**** DATA EXTRACT ****

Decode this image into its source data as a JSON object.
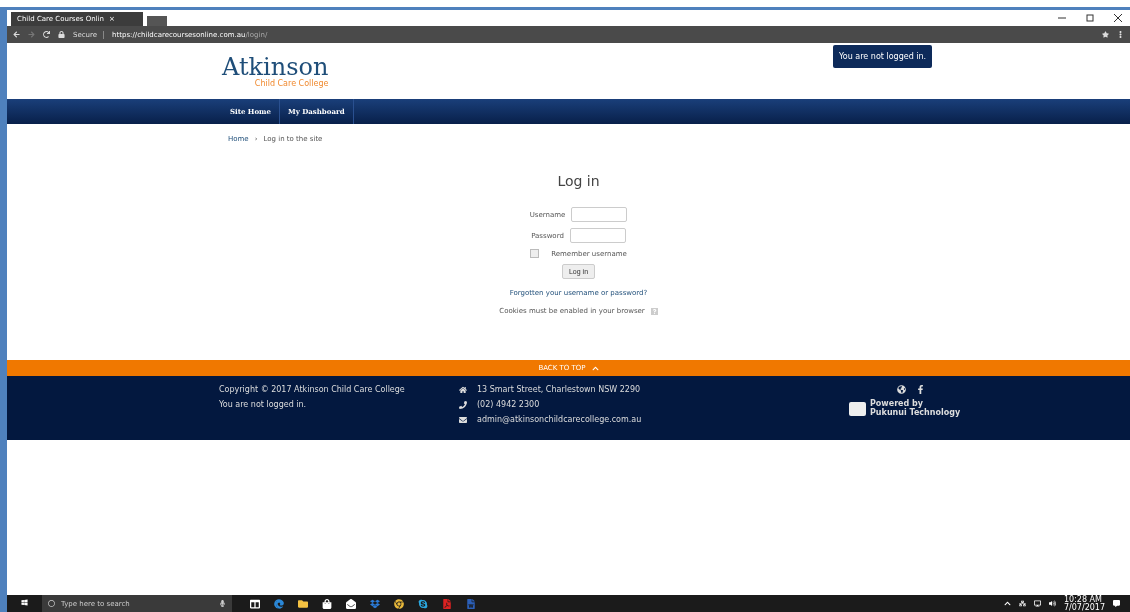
{
  "browser": {
    "tab_title": "Child Care Courses Onlin",
    "tab_close": "×",
    "secure_label": "Secure",
    "url_host": "https://childcarecoursesonline.com.au",
    "url_path": "/login/"
  },
  "header": {
    "logo_name": "Atkinson",
    "logo_tagline": "Child Care College",
    "notice": "You are not logged in."
  },
  "nav": [
    {
      "label": "Site Home",
      "selected": false
    },
    {
      "label": "My Dashboard",
      "selected": false
    }
  ],
  "breadcrumb": {
    "home": "Home",
    "separator": "›",
    "current": "Log in to the site"
  },
  "login": {
    "title": "Log in",
    "username_label": "Username",
    "password_label": "Password",
    "remember_label": "Remember username",
    "remember_checked": false,
    "button": "Log in",
    "forgot_link": "Forgotten your username or password?",
    "cookies_note": "Cookies must be enabled in your browser"
  },
  "back_to_top": "BACK TO TOP",
  "footer": {
    "copyright": "Copyright © 2017 Atkinson Child Care College",
    "login_status": "You are not logged in.",
    "address": "13 Smart Street, Charlestown NSW 2290",
    "phone": "(02) 4942 2300",
    "email": "admin@atkinsonchildcarecollege.com.au",
    "powered_line1": "Powered by",
    "powered_line2": "Pukunui Technology"
  },
  "taskbar": {
    "search_placeholder": "Type here to search",
    "time": "10:28 AM",
    "date": "7/07/2017"
  }
}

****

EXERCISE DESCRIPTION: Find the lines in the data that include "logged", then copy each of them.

TASK RESPONSE:
    "notice": "You are not logged in."
    "login_status": "You are not logged in.",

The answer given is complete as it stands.